**ACTIVITY:** Copy the listing verbatim, excluding any images found in it.

**RECORD EXTRACTS:**
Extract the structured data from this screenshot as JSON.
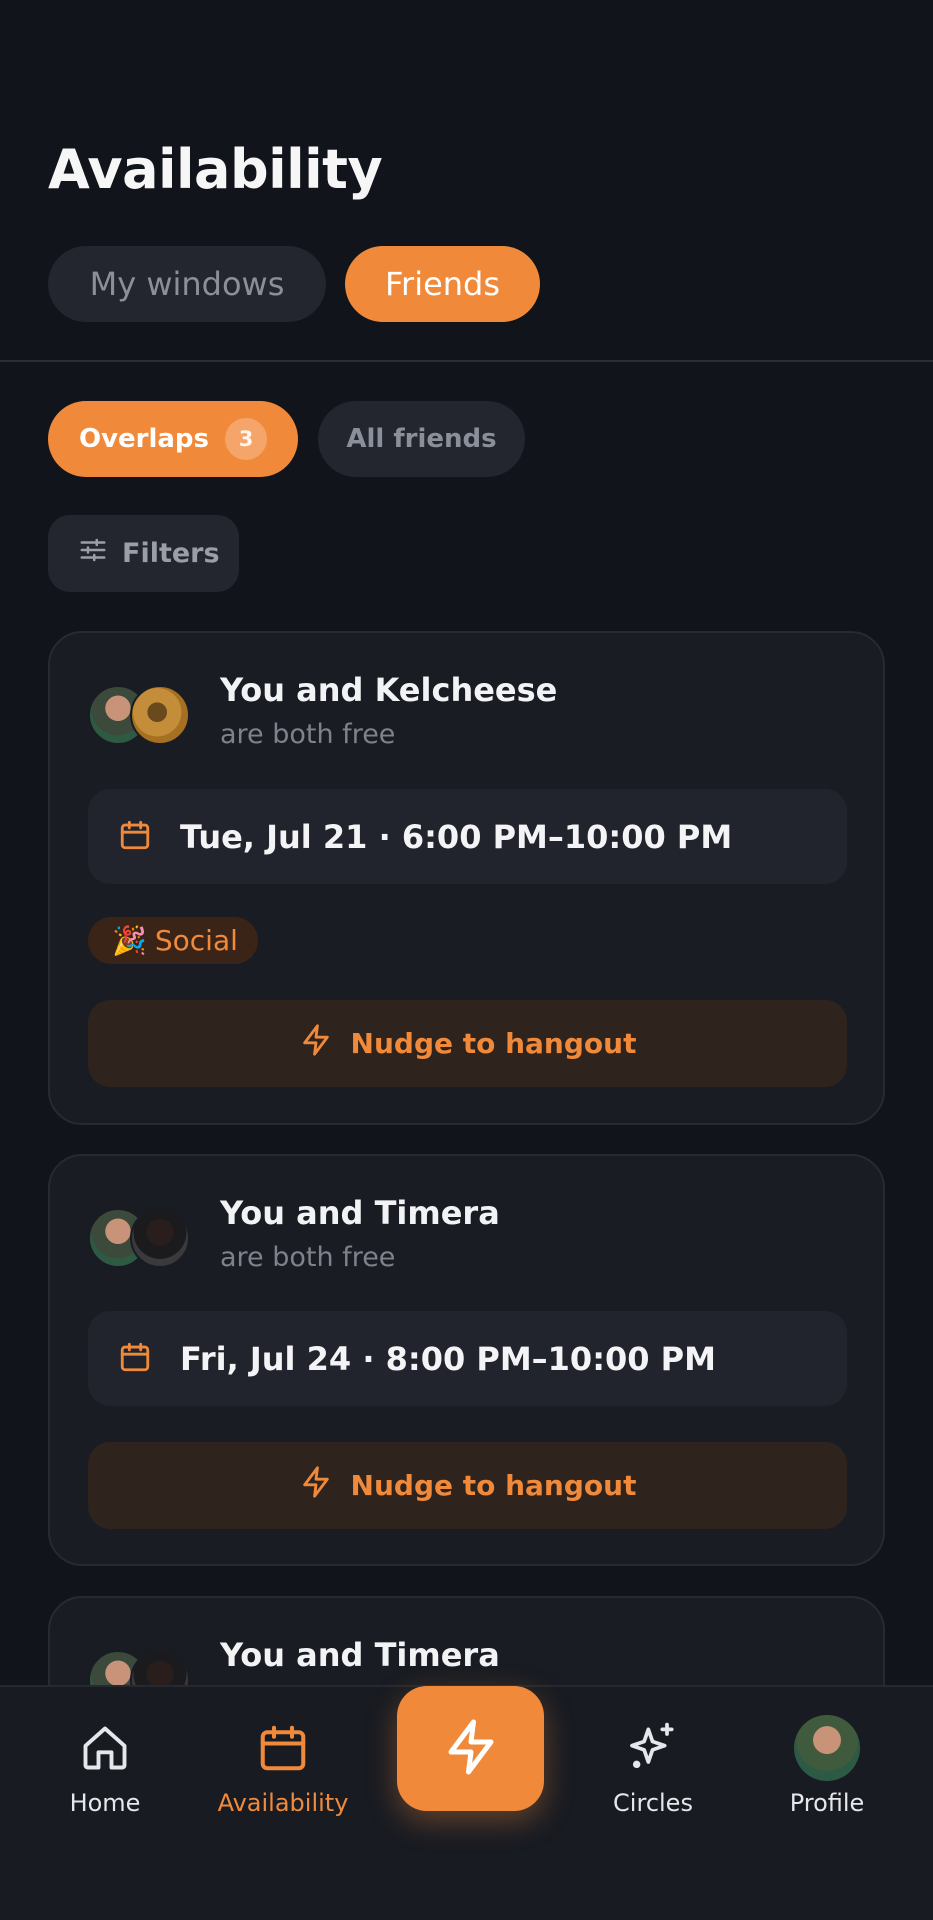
{
  "header": {
    "title": "Availability",
    "tabs": [
      {
        "label": "My windows",
        "active": false
      },
      {
        "label": "Friends",
        "active": true
      }
    ]
  },
  "filters": {
    "chips": [
      {
        "label": "Overlaps",
        "count": "3",
        "active": true
      },
      {
        "label": "All friends",
        "active": false
      }
    ],
    "filters_label": "Filters"
  },
  "overlaps": [
    {
      "title": "You and Kelcheese",
      "subtitle": "are both free",
      "time": "Tue, Jul 21 · 6:00 PM–10:00 PM",
      "tag": {
        "emoji": "🎉",
        "label": "Social"
      },
      "nudge_label": "Nudge to hangout"
    },
    {
      "title": "You and Timera",
      "subtitle": "are both free",
      "time": "Fri, Jul 24 · 8:00 PM–10:00 PM",
      "nudge_label": "Nudge to hangout"
    },
    {
      "title": "You and Timera"
    }
  ],
  "bottom_nav": {
    "items": [
      {
        "label": "Home",
        "icon": "home-icon"
      },
      {
        "label": "Availability",
        "icon": "calendar-icon",
        "active": true
      },
      {
        "label": "Circles",
        "icon": "sparkles-icon"
      },
      {
        "label": "Profile",
        "icon": "avatar"
      }
    ],
    "fab_icon": "lightning-icon"
  },
  "colors": {
    "background": "#11141b",
    "accent": "#f08a3a",
    "card": "#191c23"
  }
}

**ANSWER SPACE:**
Extract the structured data from this screenshot as JSON.
{
  "header": {
    "title": "Availability",
    "tabs": [
      {
        "label": "My windows",
        "active": false
      },
      {
        "label": "Friends",
        "active": true
      }
    ]
  },
  "filters": {
    "chips": [
      {
        "label": "Overlaps",
        "count": "3",
        "active": true
      },
      {
        "label": "All friends",
        "active": false
      }
    ],
    "filters_label": "Filters"
  },
  "overlaps": [
    {
      "title": "You and Kelcheese",
      "subtitle": "are both free",
      "time": "Tue, Jul 21 · 6:00 PM–10:00 PM",
      "tag": {
        "emoji": "🎉",
        "label": "Social"
      },
      "nudge_label": "Nudge to hangout"
    },
    {
      "title": "You and Timera",
      "subtitle": "are both free",
      "time": "Fri, Jul 24 · 8:00 PM–10:00 PM",
      "nudge_label": "Nudge to hangout"
    },
    {
      "title": "You and Timera"
    }
  ],
  "bottom_nav": {
    "items": [
      {
        "label": "Home",
        "icon": "home-icon"
      },
      {
        "label": "Availability",
        "icon": "calendar-icon",
        "active": true
      },
      {
        "label": "Circles",
        "icon": "sparkles-icon"
      },
      {
        "label": "Profile",
        "icon": "avatar"
      }
    ],
    "fab_icon": "lightning-icon"
  },
  "colors": {
    "background": "#11141b",
    "accent": "#f08a3a",
    "card": "#191c23"
  }
}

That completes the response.